- _TASK ITEM_
What follows is a set of records; repeat them exactly, without the pictures.
- - -
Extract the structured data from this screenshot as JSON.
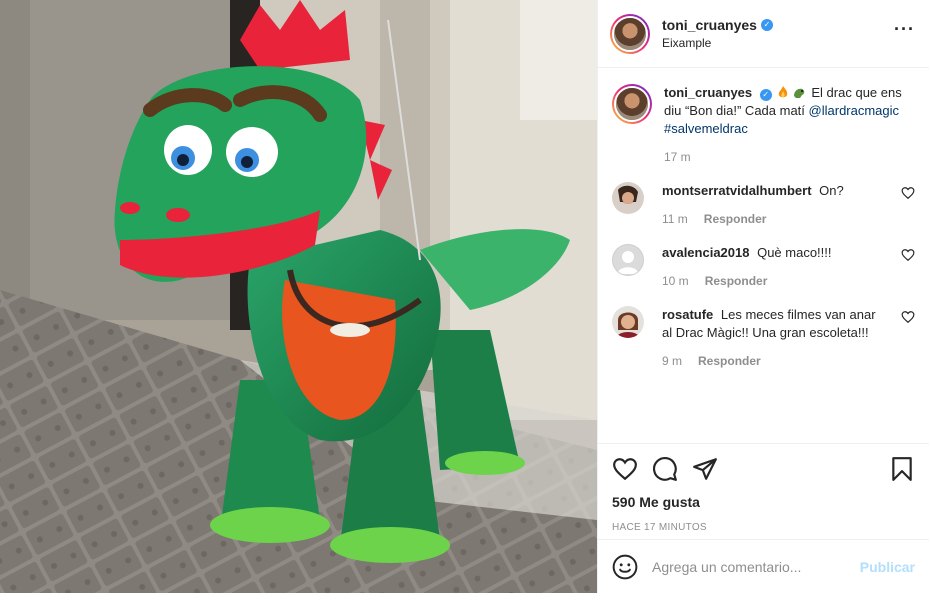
{
  "post": {
    "author": "toni_cruanyes",
    "location": "Eixample",
    "more_icon": "more-horizontal-icon"
  },
  "caption": {
    "username": "toni_cruanyes",
    "text_pre": "El drac que ens diu “Bon dia!” Cada matí",
    "mention": "@llardracmagic",
    "hashtag": "#salvemeldrac",
    "emojis": [
      "fire-emoji",
      "dragon-emoji"
    ],
    "time": "17 m"
  },
  "comments": [
    {
      "username": "montserratvidalhumbert",
      "text": "On?",
      "time": "11 m",
      "reply": "Responder"
    },
    {
      "username": "avalencia2018",
      "text": "Què maco!!!!",
      "time": "10 m",
      "reply": "Responder"
    },
    {
      "username": "rosatufe",
      "text": "Les meces filmes van anar al Drac Màgic!! Una gran escoleta!!!",
      "time": "9 m",
      "reply": "Responder"
    }
  ],
  "stats": {
    "likes": "590 Me gusta",
    "posted": "HACE 17 MINUTOS"
  },
  "composer": {
    "placeholder": "Agrega un comentario...",
    "publish": "Publicar"
  },
  "colors": {
    "verified": "#3897f0",
    "link": "#00376b",
    "publish_disabled": "#b2dffc",
    "muted": "#8e8e8e"
  }
}
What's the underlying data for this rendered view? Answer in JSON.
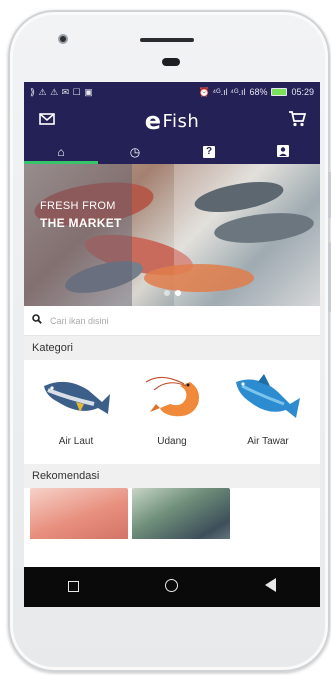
{
  "status_bar": {
    "left_icons": "⟫ ⚠ ⚠ ✉ ☐ ▣",
    "signal": "⏰ ⁴ᴳ.ıl ⁴ᴳ.ıl",
    "battery_percent": "68%",
    "time": "05:29"
  },
  "app_bar": {
    "brand_mark": "e",
    "brand_text": "Fish",
    "left_icon": "mail-icon",
    "right_icon": "cart-icon"
  },
  "tabs": [
    {
      "icon": "home-icon",
      "glyph": "⌂",
      "active": true
    },
    {
      "icon": "history-icon",
      "glyph": "◷",
      "active": false
    },
    {
      "icon": "help-icon",
      "glyph": "?",
      "active": false
    },
    {
      "icon": "profile-icon",
      "glyph": "👤",
      "active": false
    }
  ],
  "banner": {
    "line1": "FRESH FROM",
    "line2": "THE MARKET",
    "slide_count": 2,
    "active_slide": 1
  },
  "search": {
    "placeholder": "Cari ikan disini",
    "value": ""
  },
  "categories_section": {
    "title": "Kategori",
    "items": [
      {
        "label": "Air Laut",
        "icon": "tuna-fish-icon"
      },
      {
        "label": "Udang",
        "icon": "shrimp-icon"
      },
      {
        "label": "Air Tawar",
        "icon": "freshwater-fish-icon"
      }
    ]
  },
  "recommendations_section": {
    "title": "Rekomendasi"
  },
  "nav_bar": {
    "buttons": [
      "recent-apps-icon",
      "home-circle-icon",
      "back-triangle-icon"
    ]
  },
  "colors": {
    "primary": "#232155",
    "tab_indicator": "#38c46b",
    "battery": "#7be05a"
  }
}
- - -
- _ANSWER BOX_
Extract the structured data from this screenshot as JSON.
{
  "post": {
    "author": "toni_cruanyes",
    "location": "Eixample",
    "more_icon": "more-horizontal-icon"
  },
  "caption": {
    "username": "toni_cruanyes",
    "text_pre": "El drac que ens diu “Bon dia!” Cada matí",
    "mention": "@llardracmagic",
    "hashtag": "#salvemeldrac",
    "emojis": [
      "fire-emoji",
      "dragon-emoji"
    ],
    "time": "17 m"
  },
  "comments": [
    {
      "username": "montserratvidalhumbert",
      "text": "On?",
      "time": "11 m",
      "reply": "Responder"
    },
    {
      "username": "avalencia2018",
      "text": "Què maco!!!!",
      "time": "10 m",
      "reply": "Responder"
    },
    {
      "username": "rosatufe",
      "text": "Les meces filmes van anar al Drac Màgic!! Una gran escoleta!!!",
      "time": "9 m",
      "reply": "Responder"
    }
  ],
  "stats": {
    "likes": "590 Me gusta",
    "posted": "HACE 17 MINUTOS"
  },
  "composer": {
    "placeholder": "Agrega un comentario...",
    "publish": "Publicar"
  },
  "colors": {
    "verified": "#3897f0",
    "link": "#00376b",
    "publish_disabled": "#b2dffc",
    "muted": "#8e8e8e"
  }
}
What's the underlying data for this rendered view? Answer in JSON.
{
  "status_bar": {
    "left_icons": "⟫ ⚠ ⚠ ✉ ☐ ▣",
    "signal": "⏰ ⁴ᴳ.ıl ⁴ᴳ.ıl",
    "battery_percent": "68%",
    "time": "05:29"
  },
  "app_bar": {
    "brand_mark": "e",
    "brand_text": "Fish",
    "left_icon": "mail-icon",
    "right_icon": "cart-icon"
  },
  "tabs": [
    {
      "icon": "home-icon",
      "glyph": "⌂",
      "active": true
    },
    {
      "icon": "history-icon",
      "glyph": "◷",
      "active": false
    },
    {
      "icon": "help-icon",
      "glyph": "?",
      "active": false
    },
    {
      "icon": "profile-icon",
      "glyph": "👤",
      "active": false
    }
  ],
  "banner": {
    "line1": "FRESH FROM",
    "line2": "THE MARKET",
    "slide_count": 2,
    "active_slide": 1
  },
  "search": {
    "placeholder": "Cari ikan disini",
    "value": ""
  },
  "categories_section": {
    "title": "Kategori",
    "items": [
      {
        "label": "Air Laut",
        "icon": "tuna-fish-icon"
      },
      {
        "label": "Udang",
        "icon": "shrimp-icon"
      },
      {
        "label": "Air Tawar",
        "icon": "freshwater-fish-icon"
      }
    ]
  },
  "recommendations_section": {
    "title": "Rekomendasi"
  },
  "nav_bar": {
    "buttons": [
      "recent-apps-icon",
      "home-circle-icon",
      "back-triangle-icon"
    ]
  },
  "colors": {
    "primary": "#232155",
    "tab_indicator": "#38c46b",
    "battery": "#7be05a"
  }
}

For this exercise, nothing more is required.